AIM OF THE EXERCISE:
The answer should consist of every record, reproduced exactly.

*** SOURCE DATA Section Begins ***

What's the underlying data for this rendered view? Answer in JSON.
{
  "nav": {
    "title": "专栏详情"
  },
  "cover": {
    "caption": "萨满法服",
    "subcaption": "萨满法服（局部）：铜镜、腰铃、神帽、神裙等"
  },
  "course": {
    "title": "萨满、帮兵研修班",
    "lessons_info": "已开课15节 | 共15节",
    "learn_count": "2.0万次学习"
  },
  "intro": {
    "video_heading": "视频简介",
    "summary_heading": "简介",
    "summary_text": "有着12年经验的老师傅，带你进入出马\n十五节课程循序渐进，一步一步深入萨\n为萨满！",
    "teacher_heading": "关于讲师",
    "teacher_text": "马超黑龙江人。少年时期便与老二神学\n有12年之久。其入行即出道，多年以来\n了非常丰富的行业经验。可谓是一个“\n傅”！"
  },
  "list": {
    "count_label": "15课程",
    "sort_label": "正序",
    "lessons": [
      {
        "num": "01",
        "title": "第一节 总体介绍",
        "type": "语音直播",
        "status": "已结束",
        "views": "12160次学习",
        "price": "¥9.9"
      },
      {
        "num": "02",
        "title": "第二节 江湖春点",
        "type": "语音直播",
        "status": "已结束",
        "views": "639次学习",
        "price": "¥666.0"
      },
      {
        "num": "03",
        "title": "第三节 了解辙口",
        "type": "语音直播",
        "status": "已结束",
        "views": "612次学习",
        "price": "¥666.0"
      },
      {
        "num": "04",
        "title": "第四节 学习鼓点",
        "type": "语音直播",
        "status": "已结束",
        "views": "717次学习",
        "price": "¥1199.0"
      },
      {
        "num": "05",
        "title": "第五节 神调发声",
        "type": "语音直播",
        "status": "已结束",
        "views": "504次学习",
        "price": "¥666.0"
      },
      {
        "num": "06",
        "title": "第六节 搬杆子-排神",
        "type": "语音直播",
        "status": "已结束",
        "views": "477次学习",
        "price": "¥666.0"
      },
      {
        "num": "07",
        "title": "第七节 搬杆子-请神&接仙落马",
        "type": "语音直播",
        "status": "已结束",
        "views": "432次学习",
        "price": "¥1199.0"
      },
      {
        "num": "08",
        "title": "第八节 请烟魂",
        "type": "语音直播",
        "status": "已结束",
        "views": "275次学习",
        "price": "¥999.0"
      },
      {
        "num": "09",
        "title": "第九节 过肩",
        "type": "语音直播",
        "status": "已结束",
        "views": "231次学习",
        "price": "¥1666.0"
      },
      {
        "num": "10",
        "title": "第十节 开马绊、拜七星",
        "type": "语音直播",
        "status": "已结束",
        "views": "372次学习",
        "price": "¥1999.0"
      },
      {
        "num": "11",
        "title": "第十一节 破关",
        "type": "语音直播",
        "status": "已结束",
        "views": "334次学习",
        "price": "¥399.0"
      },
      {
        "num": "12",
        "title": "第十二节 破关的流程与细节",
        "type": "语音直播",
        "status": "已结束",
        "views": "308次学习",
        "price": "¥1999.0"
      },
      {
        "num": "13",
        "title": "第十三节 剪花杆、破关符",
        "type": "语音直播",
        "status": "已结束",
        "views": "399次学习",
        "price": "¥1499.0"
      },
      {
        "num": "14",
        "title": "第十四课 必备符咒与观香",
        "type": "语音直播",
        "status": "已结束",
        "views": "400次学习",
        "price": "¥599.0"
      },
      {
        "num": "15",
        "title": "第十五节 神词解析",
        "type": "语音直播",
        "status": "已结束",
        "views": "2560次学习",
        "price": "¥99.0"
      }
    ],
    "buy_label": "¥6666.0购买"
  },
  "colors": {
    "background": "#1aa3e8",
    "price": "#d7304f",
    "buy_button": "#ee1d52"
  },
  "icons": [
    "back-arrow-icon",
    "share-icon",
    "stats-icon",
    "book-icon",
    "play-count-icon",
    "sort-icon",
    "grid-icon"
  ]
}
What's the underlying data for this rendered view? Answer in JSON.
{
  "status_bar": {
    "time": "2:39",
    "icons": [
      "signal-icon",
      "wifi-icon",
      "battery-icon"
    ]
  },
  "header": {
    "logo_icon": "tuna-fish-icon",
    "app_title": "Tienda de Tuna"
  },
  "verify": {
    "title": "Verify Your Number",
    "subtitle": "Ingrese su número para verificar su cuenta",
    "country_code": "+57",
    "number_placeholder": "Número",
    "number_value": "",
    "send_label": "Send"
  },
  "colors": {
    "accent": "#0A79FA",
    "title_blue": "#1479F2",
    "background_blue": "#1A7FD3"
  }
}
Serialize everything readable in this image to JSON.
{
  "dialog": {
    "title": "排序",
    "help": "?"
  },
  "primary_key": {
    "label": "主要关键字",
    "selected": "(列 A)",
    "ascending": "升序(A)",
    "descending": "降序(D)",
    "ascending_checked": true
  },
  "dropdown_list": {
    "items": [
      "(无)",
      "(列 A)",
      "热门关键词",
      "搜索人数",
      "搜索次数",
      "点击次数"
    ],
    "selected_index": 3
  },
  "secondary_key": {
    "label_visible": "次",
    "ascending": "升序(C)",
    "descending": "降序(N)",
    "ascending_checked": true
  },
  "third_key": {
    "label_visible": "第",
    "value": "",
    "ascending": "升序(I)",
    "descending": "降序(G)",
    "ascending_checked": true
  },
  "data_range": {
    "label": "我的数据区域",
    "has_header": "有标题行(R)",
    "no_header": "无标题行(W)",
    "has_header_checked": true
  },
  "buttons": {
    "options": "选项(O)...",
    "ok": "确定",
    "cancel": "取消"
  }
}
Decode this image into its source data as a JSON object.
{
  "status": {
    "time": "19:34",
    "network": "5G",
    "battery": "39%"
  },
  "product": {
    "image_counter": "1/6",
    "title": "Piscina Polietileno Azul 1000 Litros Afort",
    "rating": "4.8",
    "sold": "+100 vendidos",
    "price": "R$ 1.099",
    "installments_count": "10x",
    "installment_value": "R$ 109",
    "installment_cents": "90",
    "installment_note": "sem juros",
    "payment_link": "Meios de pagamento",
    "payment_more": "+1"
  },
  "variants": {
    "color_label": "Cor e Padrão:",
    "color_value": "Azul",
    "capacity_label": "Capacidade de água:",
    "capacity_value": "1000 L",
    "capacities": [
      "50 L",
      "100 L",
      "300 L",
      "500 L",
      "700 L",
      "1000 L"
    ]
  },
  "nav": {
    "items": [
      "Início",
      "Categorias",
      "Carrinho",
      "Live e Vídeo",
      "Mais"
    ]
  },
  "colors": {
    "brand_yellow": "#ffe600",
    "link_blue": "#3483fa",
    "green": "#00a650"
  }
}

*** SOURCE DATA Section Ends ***

WORKED SOLUTION:
What's the underlying data for this rendered view? Answer in JSON.
{
  "nav": {
    "title": "专栏详情"
  },
  "cover": {
    "caption": "萨满法服",
    "subcaption": "萨满法服（局部）：铜镜、腰铃、神帽、神裙等"
  },
  "course": {
    "title": "萨满、帮兵研修班",
    "lessons_info": "已开课15节 | 共15节",
    "learn_count": "2.0万次学习"
  },
  "intro": {
    "video_heading": "视频简介",
    "summary_heading": "简介",
    "summary_text": "有着12年经验的老师傅，带你进入出马\n十五节课程循序渐进，一步一步深入萨\n为萨满！",
    "teacher_heading": "关于讲师",
    "teacher_text": "马超黑龙江人。少年时期便与老二神学\n有12年之久。其入行即出道，多年以来\n了非常丰富的行业经验。可谓是一个“\n傅”！"
  },
  "list": {
    "count_label": "15课程",
    "sort_label": "正序",
    "lessons": [
      {
        "num": "01",
        "title": "第一节 总体介绍",
        "type": "语音直播",
        "status": "已结束",
        "views": "12160次学习",
        "price": "¥9.9"
      },
      {
        "num": "02",
        "title": "第二节 江湖春点",
        "type": "语音直播",
        "status": "已结束",
        "views": "639次学习",
        "price": "¥666.0"
      },
      {
        "num": "03",
        "title": "第三节 了解辙口",
        "type": "语音直播",
        "status": "已结束",
        "views": "612次学习",
        "price": "¥666.0"
      },
      {
        "num": "04",
        "title": "第四节 学习鼓点",
        "type": "语音直播",
        "status": "已结束",
        "views": "717次学习",
        "price": "¥1199.0"
      },
      {
        "num": "05",
        "title": "第五节 神调发声",
        "type": "语音直播",
        "status": "已结束",
        "views": "504次学习",
        "price": "¥666.0"
      },
      {
        "num": "06",
        "title": "第六节 搬杆子-排神",
        "type": "语音直播",
        "status": "已结束",
        "views": "477次学习",
        "price": "¥666.0"
      },
      {
        "num": "07",
        "title": "第七节 搬杆子-请神&接仙落马",
        "type": "语音直播",
        "status": "已结束",
        "views": "432次学习",
        "price": "¥1199.0"
      },
      {
        "num": "08",
        "title": "第八节 请烟魂",
        "type": "语音直播",
        "status": "已结束",
        "views": "275次学习",
        "price": "¥999.0"
      },
      {
        "num": "09",
        "title": "第九节 过肩",
        "type": "语音直播",
        "status": "已结束",
        "views": "231次学习",
        "price": "¥1666.0"
      },
      {
        "num": "10",
        "title": "第十节 开马绊、拜七星",
        "type": "语音直播",
        "status": "已结束",
        "views": "372次学习",
        "price": "¥1999.0"
      },
      {
        "num": "11",
        "title": "第十一节 破关",
        "type": "语音直播",
        "status": "已结束",
        "views": "334次学习",
        "price": "¥399.0"
      },
      {
        "num": "12",
        "title": "第十二节 破关的流程与细节",
        "type": "语音直播",
        "status": "已结束",
        "views": "308次学习",
        "price": "¥1999.0"
      },
      {
        "num": "13",
        "title": "第十三节 剪花杆、破关符",
        "type": "语音直播",
        "status": "已结束",
        "views": "399次学习",
        "price": "¥1499.0"
      },
      {
        "num": "14",
        "title": "第十四课 必备符咒与观香",
        "type": "语音直播",
        "status": "已结束",
        "views": "400次学习",
        "price": "¥599.0"
      },
      {
        "num": "15",
        "title": "第十五节 神词解析",
        "type": "语音直播",
        "status": "已结束",
        "views": "2560次学习",
        "price": "¥99.0"
      }
    ],
    "buy_label": "¥6666.0购买"
  },
  "colors": {
    "background": "#1aa3e8",
    "price": "#d7304f",
    "buy_button": "#ee1d52"
  },
  "icons": [
    "back-arrow-icon",
    "share-icon",
    "stats-icon",
    "book-icon",
    "play-count-icon",
    "sort-icon",
    "grid-icon"
  ]
}
What's the underlying data for this rendered view? Answer in JSON.
{
  "status_bar": {
    "time": "2:39",
    "icons": [
      "signal-icon",
      "wifi-icon",
      "battery-icon"
    ]
  },
  "header": {
    "logo_icon": "tuna-fish-icon",
    "app_title": "Tienda de Tuna"
  },
  "verify": {
    "title": "Verify Your Number",
    "subtitle": "Ingrese su número para verificar su cuenta",
    "country_code": "+57",
    "number_placeholder": "Número",
    "number_value": "",
    "send_label": "Send"
  },
  "colors": {
    "accent": "#0A79FA",
    "title_blue": "#1479F2",
    "background_blue": "#1A7FD3"
  }
}
Serialize everything readable in this image to JSON.
{
  "dialog": {
    "title": "排序",
    "help": "?"
  },
  "primary_key": {
    "label": "主要关键字",
    "selected": "(列 A)",
    "ascending": "升序(A)",
    "descending": "降序(D)",
    "ascending_checked": true
  },
  "dropdown_list": {
    "items": [
      "(无)",
      "(列 A)",
      "热门关键词",
      "搜索人数",
      "搜索次数",
      "点击次数"
    ],
    "selected_index": 3
  },
  "secondary_key": {
    "label_visible": "次",
    "ascending": "升序(C)",
    "descending": "降序(N)",
    "ascending_checked": true
  },
  "third_key": {
    "label_visible": "第",
    "value": "",
    "ascending": "升序(I)",
    "descending": "降序(G)",
    "ascending_checked": true
  },
  "data_range": {
    "label": "我的数据区域",
    "has_header": "有标题行(R)",
    "no_header": "无标题行(W)",
    "has_header_checked": true
  },
  "buttons": {
    "options": "选项(O)...",
    "ok": "确定",
    "cancel": "取消"
  }
}
Decode this image into its source data as a JSON object.
{
  "status": {
    "time": "19:34",
    "network": "5G",
    "battery": "39%"
  },
  "product": {
    "image_counter": "1/6",
    "title": "Piscina Polietileno Azul 1000 Litros Afort",
    "rating": "4.8",
    "sold": "+100 vendidos",
    "price": "R$ 1.099",
    "installments_count": "10x",
    "installment_value": "R$ 109",
    "installment_cents": "90",
    "installment_note": "sem juros",
    "payment_link": "Meios de pagamento",
    "payment_more": "+1"
  },
  "variants": {
    "color_label": "Cor e Padrão:",
    "color_value": "Azul",
    "capacity_label": "Capacidade de água:",
    "capacity_value": "1000 L",
    "capacities": [
      "50 L",
      "100 L",
      "300 L",
      "500 L",
      "700 L",
      "1000 L"
    ]
  },
  "nav": {
    "items": [
      "Início",
      "Categorias",
      "Carrinho",
      "Live e Vídeo",
      "Mais"
    ]
  },
  "colors": {
    "brand_yellow": "#ffe600",
    "link_blue": "#3483fa",
    "green": "#00a650"
  }
}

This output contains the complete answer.